Last post, I put forward the hand-wavey idea that contrary to typical object-oriented practice, Python would allow you to do something very like method inheritance. I wanted to see how easily my idea would translate into Python code, and so after a few false starts, here's what I came up with:

I've handled the idea of "interrupts" - e.g. not completing the action because an earlier condition precludes it - by implementing the methods interrupt_after and should_fire. Running the script should produce this output:

Working Lever was touched!
Working Lever was pulled!
Working Lever was lever-pulled!

Electrified Lever was touched!

The working lever handles the touch event, then the pull event, then the "lever-pull" event as expected.

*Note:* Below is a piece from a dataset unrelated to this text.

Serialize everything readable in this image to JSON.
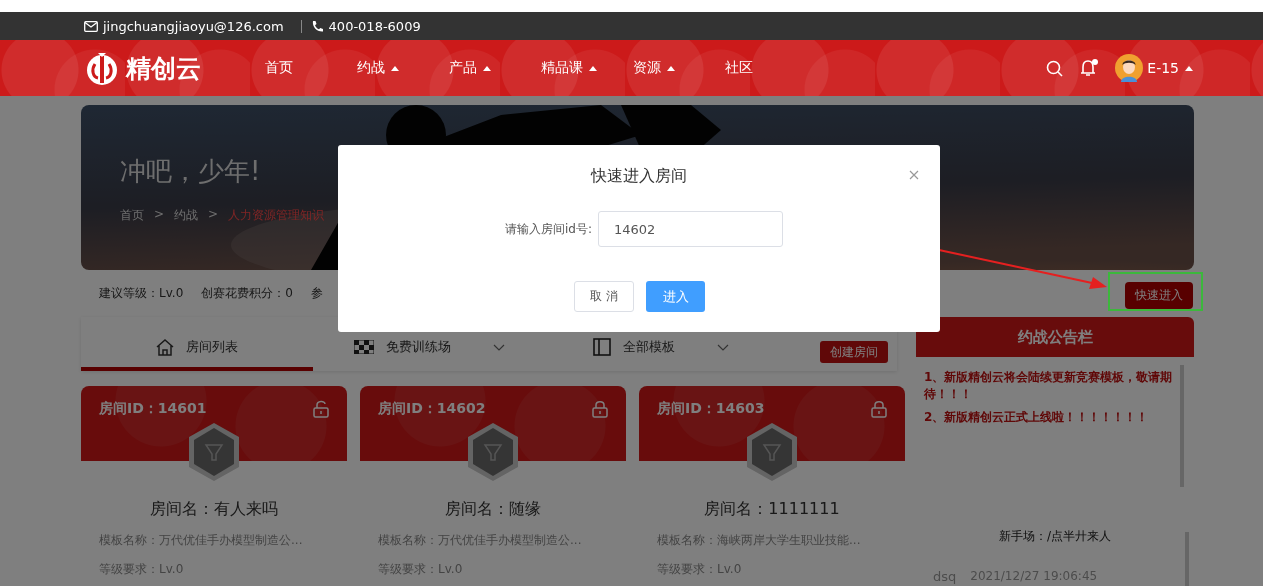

The electrified lever handles the touch event, and immediately interrupts - it doesn't handle the pull, lever-pull or electrified-lever-pull events, but jumps straight to the "ZAP" code inside ElectrifiedLeverPull.go. This means there's no danger of the electrified lever actually being pulled like a regular lever - the user can't just pull it and accept whatever damage the electric shock deals them.

One change I'd like to make is a similar "interrupt before" method - if, for instance, the item is behind a forcefield, and we want to interrupt before handling any touch events, it'd be nicer to say "interrupt before touch" than "interrupt after Event" or something equally nonsensical.

It's reassuring to see that the idea seems to work for trivial cases. I'm going to continue expanding it out, especially with regard to how the events will actually apply to objects in the world.